As a team, it's also a good idea to set SMART goals: ones that are Specific, Measurable, Attainable, Relevant, and Time-bound. Consider posting your goals in the break room to keep them top-of-mind with team members. Then let your team choose a reward—tickets for the team to a favorite sporting event or a team night at the bowling alley, for example. Celebrating your success together is an important team-building exercise that will keep everyone motivated when your practice gets busy with other tasks.

Stabilize your care

You know you've got a great clinical team, right? And they stay at their best by constantly learning. To help them prepare for the new influx of dental cleanings your team will bring in and share some patient care tools, such as "How to perform a thorough dental exam" and "How to obtain the best dental radiographs." As a team, you might take the Image Quiz "What's wrong with this dog's teeth?" Your front-office team members will also benefit from seeing how a mouth that might appear normal at a glance can hide serious dental issues.

Put your finger on the pulse

Once your team is ready to offer strong dental recommendations and build client awareness, it's time to get pet owners on your side. During your team meeting, share some client education handouts and explain how you'll use them in practice.

For example, when the veterinarian makes a dental recommendation to a pet owner who hesitates, team members can send the client home with the handout "Dandy's day at the dentist." This simple tool reminds clients of the high-quality care their pet receives at your practice. The handout "How does your pet's mouth look?" demonstrates the stages of dental disease and gives pet owners a comparison for their pets' mouths, and "A guide to brushing your pet's teeth" is a great tool to send home in puppy and kitten kits, after wellness exams, and especially after dental cleanings.

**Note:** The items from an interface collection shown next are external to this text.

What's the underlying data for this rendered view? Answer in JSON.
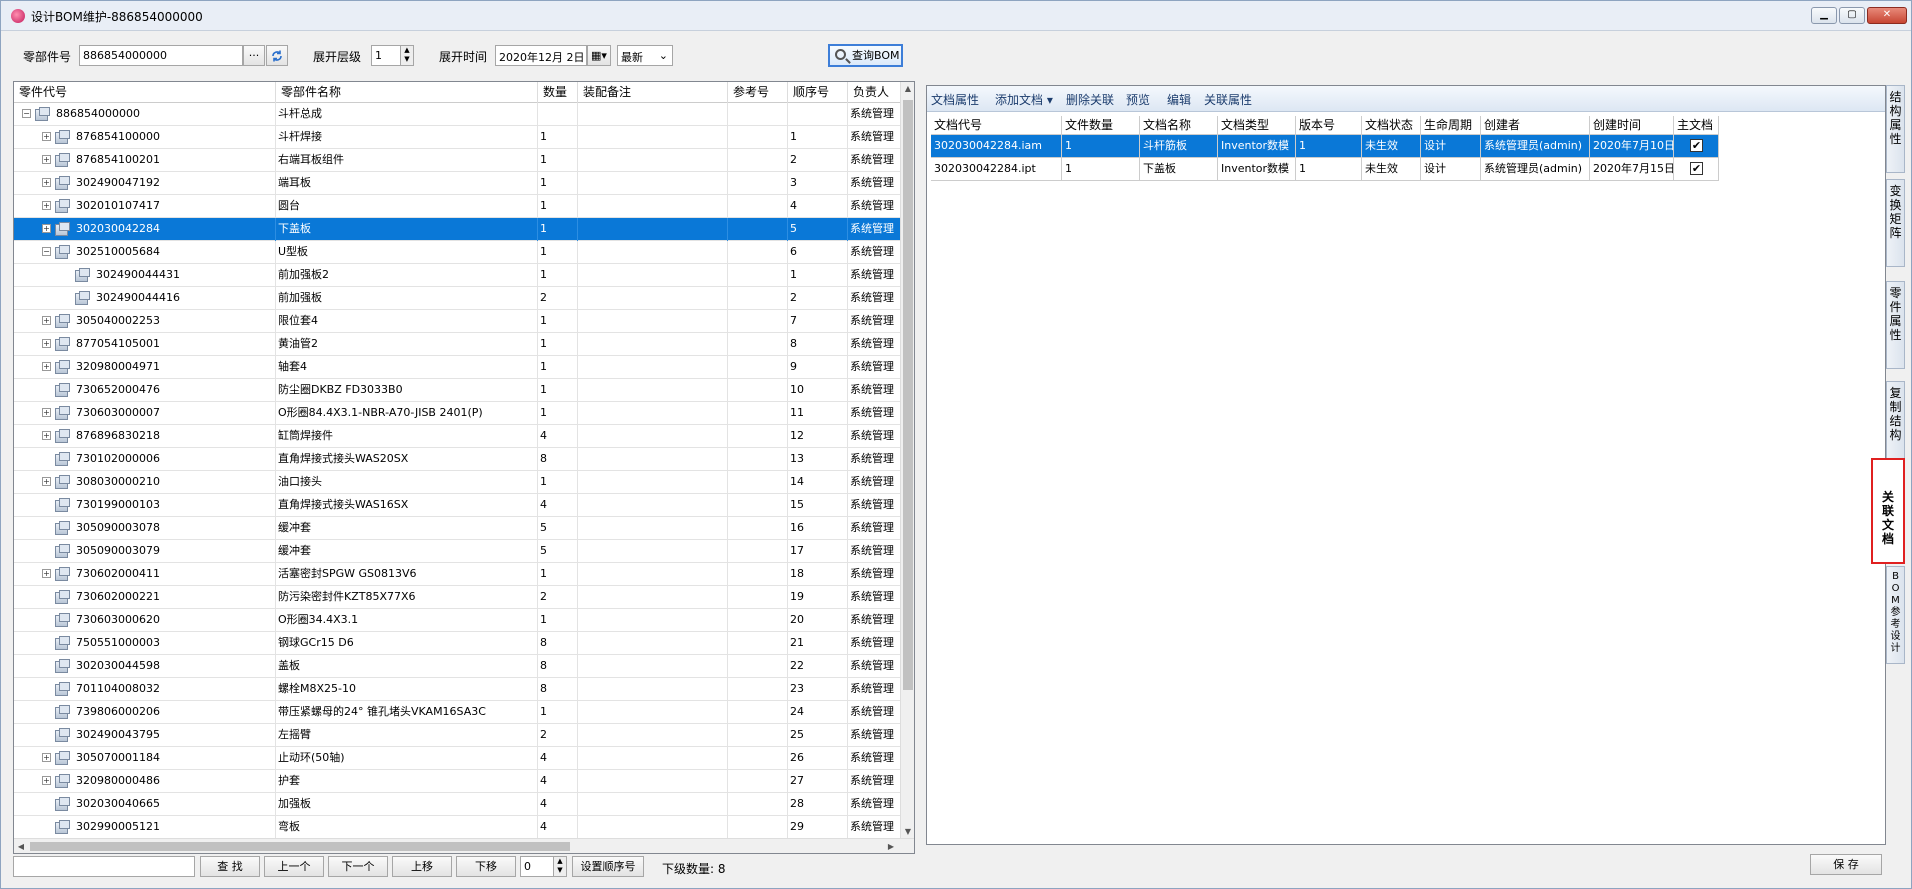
{
  "window": {
    "title": "设计BOM维护-886854000000",
    "buttons": [
      "▁",
      "▢",
      "✕"
    ]
  },
  "toolbar": {
    "part_no_label": "零部件号",
    "part_no_value": "886854000000",
    "browse_label": "···",
    "expand_level_label": "展开层级",
    "expand_level_value": "1",
    "expand_time_label": "展开时间",
    "expand_time_value": "2020年12月 2日",
    "version_value": "最新",
    "query_label": "查询BOM"
  },
  "tree": {
    "columns": [
      "零件代号",
      "零部件名称",
      "数量",
      "装配备注",
      "参考号",
      "顺序号",
      "负责人"
    ],
    "rows": [
      {
        "level": 0,
        "exp": "−",
        "code": "886854000000",
        "name": "斗杆总成",
        "qty": "",
        "seq": "",
        "owner": "系统管理",
        "selected": false
      },
      {
        "level": 1,
        "exp": "+",
        "code": "876854100000",
        "name": "斗杆焊接",
        "qty": "1",
        "seq": "1",
        "owner": "系统管理",
        "selected": false
      },
      {
        "level": 1,
        "exp": "+",
        "code": "876854100201",
        "name": "右端耳板组件",
        "qty": "1",
        "seq": "2",
        "owner": "系统管理",
        "selected": false
      },
      {
        "level": 1,
        "exp": "+",
        "code": "302490047192",
        "name": "端耳板",
        "qty": "1",
        "seq": "3",
        "owner": "系统管理",
        "selected": false
      },
      {
        "level": 1,
        "exp": "+",
        "code": "302010107417",
        "name": "圆台",
        "qty": "1",
        "seq": "4",
        "owner": "系统管理",
        "selected": false
      },
      {
        "level": 1,
        "exp": "+",
        "code": "302030042284",
        "name": "下盖板",
        "qty": "1",
        "seq": "5",
        "owner": "系统管理",
        "selected": true
      },
      {
        "level": 1,
        "exp": "−",
        "code": "302510005684",
        "name": "U型板",
        "qty": "1",
        "seq": "6",
        "owner": "系统管理",
        "selected": false
      },
      {
        "level": 2,
        "exp": "",
        "code": "302490044431",
        "name": "前加强板2",
        "qty": "1",
        "seq": "1",
        "owner": "系统管理",
        "selected": false
      },
      {
        "level": 2,
        "exp": "",
        "code": "302490044416",
        "name": "前加强板",
        "qty": "2",
        "seq": "2",
        "owner": "系统管理",
        "selected": false
      },
      {
        "level": 1,
        "exp": "+",
        "code": "305040002253",
        "name": "限位套4",
        "qty": "1",
        "seq": "7",
        "owner": "系统管理",
        "selected": false
      },
      {
        "level": 1,
        "exp": "+",
        "code": "877054105001",
        "name": "黄油管2",
        "qty": "1",
        "seq": "8",
        "owner": "系统管理",
        "selected": false
      },
      {
        "level": 1,
        "exp": "+",
        "code": "320980004971",
        "name": "轴套4",
        "qty": "1",
        "seq": "9",
        "owner": "系统管理",
        "selected": false
      },
      {
        "level": 1,
        "exp": "",
        "code": "730652000476",
        "name": "防尘圈DKBZ FD3033B0",
        "qty": "1",
        "seq": "10",
        "owner": "系统管理",
        "selected": false
      },
      {
        "level": 1,
        "exp": "+",
        "code": "730603000007",
        "name": "O形圈84.4X3.1-NBR-A70-JISB 2401(P)",
        "qty": "1",
        "seq": "11",
        "owner": "系统管理",
        "selected": false
      },
      {
        "level": 1,
        "exp": "+",
        "code": "876896830218",
        "name": "缸筒焊接件",
        "qty": "4",
        "seq": "12",
        "owner": "系统管理",
        "selected": false
      },
      {
        "level": 1,
        "exp": "",
        "code": "730102000006",
        "name": "直角焊接式接头WAS20SX",
        "qty": "8",
        "seq": "13",
        "owner": "系统管理",
        "selected": false
      },
      {
        "level": 1,
        "exp": "+",
        "code": "308030000210",
        "name": "油口接头",
        "qty": "1",
        "seq": "14",
        "owner": "系统管理",
        "selected": false
      },
      {
        "level": 1,
        "exp": "",
        "code": "730199000103",
        "name": "直角焊接式接头WAS16SX",
        "qty": "4",
        "seq": "15",
        "owner": "系统管理",
        "selected": false
      },
      {
        "level": 1,
        "exp": "",
        "code": "305090003078",
        "name": "缓冲套",
        "qty": "5",
        "seq": "16",
        "owner": "系统管理",
        "selected": false
      },
      {
        "level": 1,
        "exp": "",
        "code": "305090003079",
        "name": "缓冲套",
        "qty": "5",
        "seq": "17",
        "owner": "系统管理",
        "selected": false
      },
      {
        "level": 1,
        "exp": "+",
        "code": "730602000411",
        "name": "活塞密封SPGW GS0813V6",
        "qty": "1",
        "seq": "18",
        "owner": "系统管理",
        "selected": false
      },
      {
        "level": 1,
        "exp": "",
        "code": "730602000221",
        "name": "防污染密封件KZT85X77X6",
        "qty": "2",
        "seq": "19",
        "owner": "系统管理",
        "selected": false
      },
      {
        "level": 1,
        "exp": "",
        "code": "730603000620",
        "name": "O形圈34.4X3.1",
        "qty": "1",
        "seq": "20",
        "owner": "系统管理",
        "selected": false
      },
      {
        "level": 1,
        "exp": "",
        "code": "750551000003",
        "name": "钢球GCr15 D6",
        "qty": "8",
        "seq": "21",
        "owner": "系统管理",
        "selected": false
      },
      {
        "level": 1,
        "exp": "",
        "code": "302030044598",
        "name": "盖板",
        "qty": "8",
        "seq": "22",
        "owner": "系统管理",
        "selected": false
      },
      {
        "level": 1,
        "exp": "",
        "code": "701104008032",
        "name": "螺栓M8X25-10",
        "qty": "8",
        "seq": "23",
        "owner": "系统管理",
        "selected": false
      },
      {
        "level": 1,
        "exp": "",
        "code": "739806000206",
        "name": "带压紧螺母的24° 锥孔堵头VKAM16SA3C",
        "qty": "1",
        "seq": "24",
        "owner": "系统管理",
        "selected": false
      },
      {
        "level": 1,
        "exp": "",
        "code": "302490043795",
        "name": "左摇臂",
        "qty": "2",
        "seq": "25",
        "owner": "系统管理",
        "selected": false
      },
      {
        "level": 1,
        "exp": "+",
        "code": "305070001184",
        "name": "止动环(50轴)",
        "qty": "4",
        "seq": "26",
        "owner": "系统管理",
        "selected": false
      },
      {
        "level": 1,
        "exp": "+",
        "code": "320980000486",
        "name": "护套",
        "qty": "4",
        "seq": "27",
        "owner": "系统管理",
        "selected": false
      },
      {
        "level": 1,
        "exp": "",
        "code": "302030040665",
        "name": "加强板",
        "qty": "4",
        "seq": "28",
        "owner": "系统管理",
        "selected": false
      },
      {
        "level": 1,
        "exp": "",
        "code": "302990005121",
        "name": "弯板",
        "qty": "4",
        "seq": "29",
        "owner": "系统管理",
        "selected": false
      }
    ]
  },
  "docs": {
    "toolbar": [
      "文档属性",
      "添加文档 ▾",
      "删除关联",
      "预览",
      "编辑",
      "关联属性"
    ],
    "columns": [
      "文档代号",
      "文件数量",
      "文档名称",
      "文档类型",
      "版本号",
      "文档状态",
      "生命周期",
      "创建者",
      "创建时间",
      "主文档"
    ],
    "rows": [
      {
        "code": "302030042284.iam",
        "count": "1",
        "name": "斗杆筋板",
        "type": "Inventor数模",
        "ver": "1",
        "status": "未生效",
        "life": "设计",
        "creator": "系统管理员(admin)",
        "time": "2020年7月10日",
        "main": "✔",
        "selected": true
      },
      {
        "code": "302030042284.ipt",
        "count": "1",
        "name": "下盖板",
        "type": "Inventor数模",
        "ver": "1",
        "status": "未生效",
        "life": "设计",
        "creator": "系统管理员(admin)",
        "time": "2020年7月15日",
        "main": "✔",
        "selected": false
      }
    ]
  },
  "side_tabs": [
    "结构属性",
    "变换矩阵",
    "零件属性",
    "复制结构",
    "关联文档",
    "BOM参考设计"
  ],
  "bottom": {
    "search_value": "",
    "find_label": "查 找",
    "prev_label": "上一个",
    "next_label": "下一个",
    "up_label": "上移",
    "down_label": "下移",
    "seq_value": "0",
    "set_seq_label": "设置顺序号",
    "child_count_label": "下级数量: 8",
    "save_label": "保 存"
  }
}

Congratulations! Once you've shared these tips and advice at your team meeting, your team members should be equipped with tools to bring life back to your dental program—and keep its heart beating all year long.